Last month, the IOC panel identified 14 members involved in alleged excesses stemming from Salt Lake's bid. Nine of those members have either resigned or been expelled by the IOC executive board. Three others - including the executive board member Kim Un-yong of South Korea - remain under investigation, one received a warning and one has died.
The IOC noted that last month's expulsions were "based on evidence available at the time." Further expulsions are now likely before the special IOC assembly in Lausanne on 17 to 18 March.
"If you find something that's a real breach, we basically have only one sanction, and that's expulsion," said Dick Pound, the IOC vice-president who is leading the internal inquiry.
Jacques Rogge, an IOC executive board delegate who is on Pound's panel, said the commission would meet soon to review the report, and said he was not surprised that more members were implicated.
He said a key issue for the IOC panel will be to determine whether members were guilty of actual ethical violations. "You have to differentiate between what is a breach of the line, and what is so-called `lavish treatment'," he said.
Juan Antonio Samaranch, the IOC president, has written to all cities which bid for the Olympics of 1996, 2000 and 2004, asking for any documented evidence of misconduct.
The IOC's marketing director, Michael Payne, who is in the United States meeting Olympic sponsors, claimed that the IOC is doing everything in its power to stamp out corruption and institute reform. "If the crisis is handled quickly, the movement will come out in a year or two a much stronger organisation," he said. "The results of the steps taken over the last six weeks are a clear indication of that. In the next six weeks, there will be more proof of how serious the organization is."
On Tuesday, the head of one Olympic sponsor, John Hancock Insurance, criticised the IOC's handling of the crisis and suggested that Samaranch's tenure may be running out. But Payne rejected the continuing calls from outside the IOC for Samaranch to resign, saying the 78-year-old president is needed to lead the house-cleaning efforts. "If the president stepped down, you would have a presidential election with all the instability that would bring," Payne said. "That's the last thing you want at this stage."

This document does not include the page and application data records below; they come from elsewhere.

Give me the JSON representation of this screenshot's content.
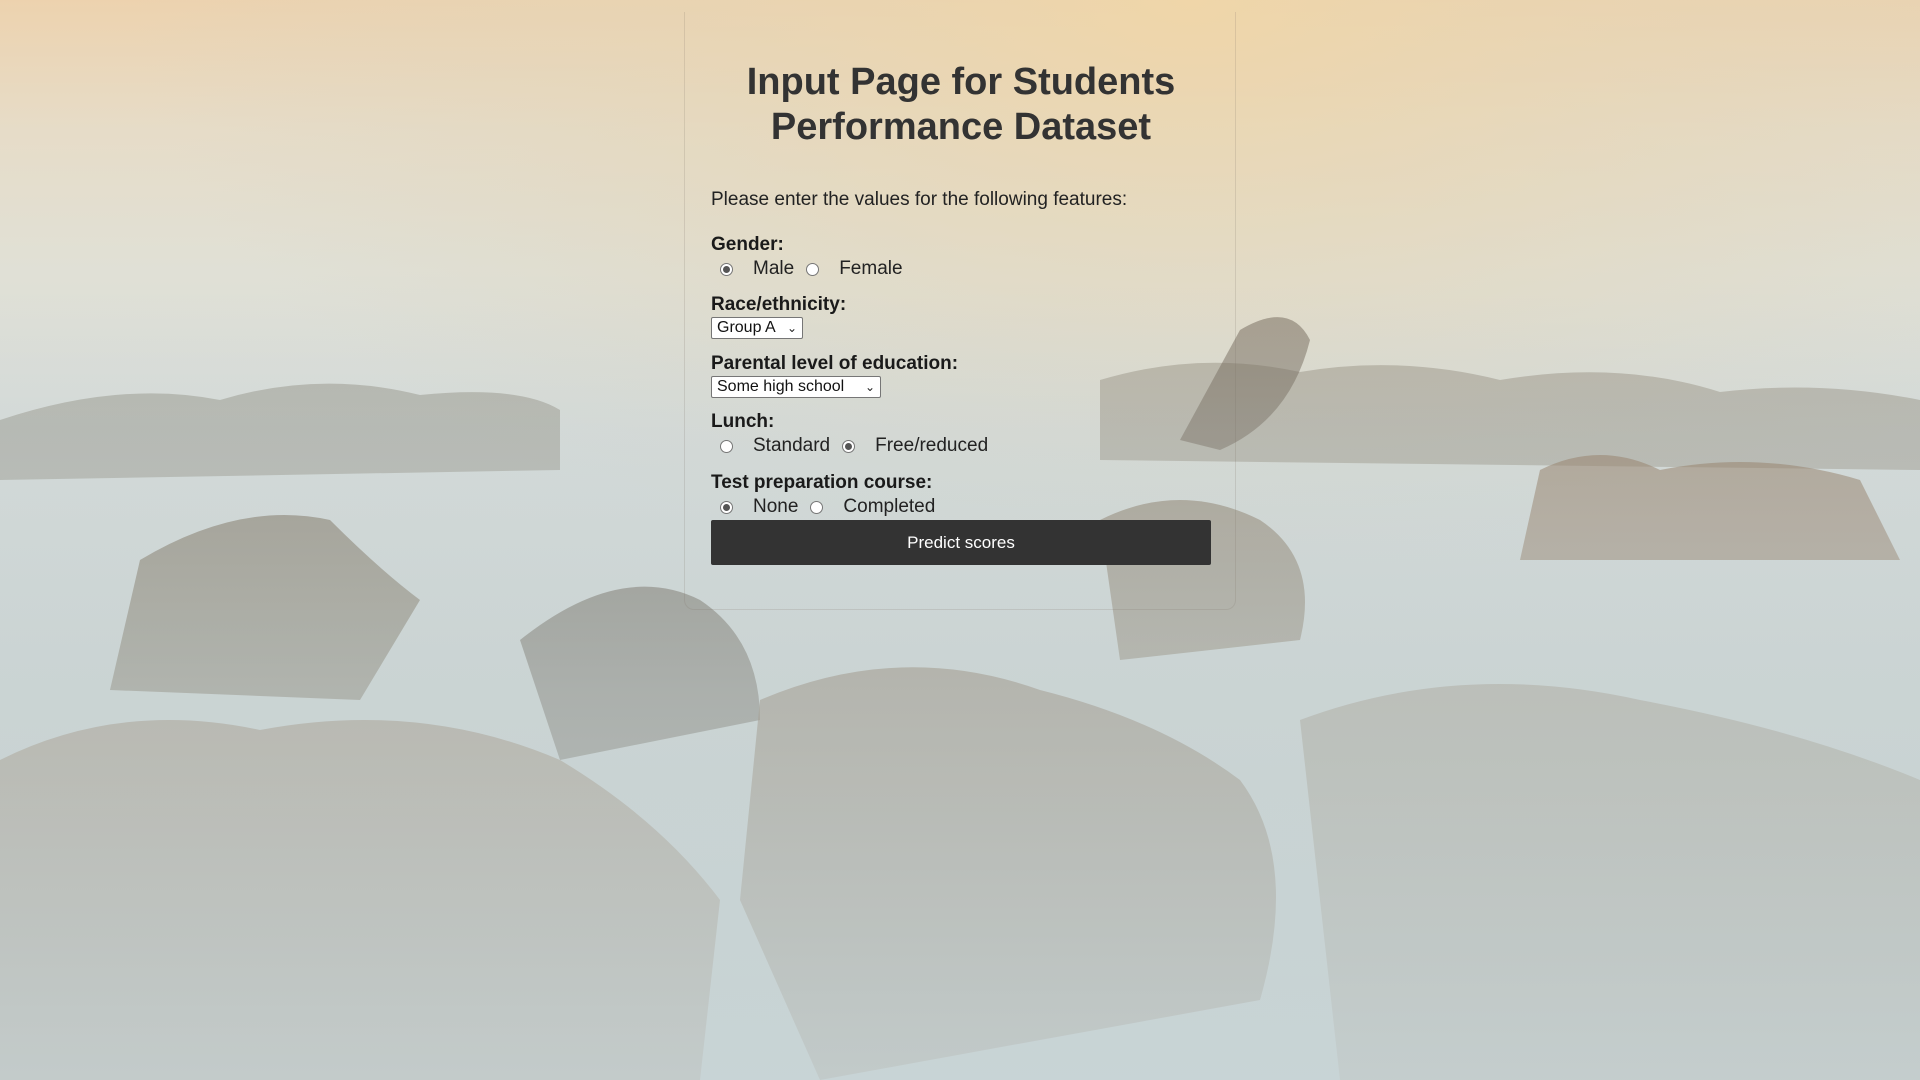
{
  "page": {
    "title": "Input Page for Students Performance Dataset",
    "intro": "Please enter the values for the following features:"
  },
  "form": {
    "gender": {
      "label": "Gender:",
      "options": [
        "Male",
        "Female"
      ],
      "selected": "Male"
    },
    "race": {
      "label": "Race/ethnicity:",
      "value": "Group A"
    },
    "parental_education": {
      "label": "Parental level of education:",
      "value": "Some high school"
    },
    "lunch": {
      "label": "Lunch:",
      "options": [
        "Standard",
        "Free/reduced"
      ],
      "selected": "Free/reduced"
    },
    "test_prep": {
      "label": "Test preparation course:",
      "options": [
        "None",
        "Completed"
      ],
      "selected": "None"
    },
    "submit_label": "Predict scores"
  },
  "colors": {
    "button_bg": "#333333",
    "heading": "#333333"
  }
}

Payne downplayed the decision by John Hancock to cancel negotiations with NBC for $20m in television advertising. "They aren't withdrawing from their sponsorship," he said. "This issue is related to a media purchase, which is separate from the sponsorship. Several Olympic sponsors don't advertise at all on the broadcast."
Despite John Hancock's move, Payne said there was no crack in support from the Olympic sponsors who pay millions of dollars to help finance the Games. "The sponsors are standing, first of all, behind the Games, and, second, behind the steps and action the IOC, Samaranch and the executive board are taking," Payne said.Reuse content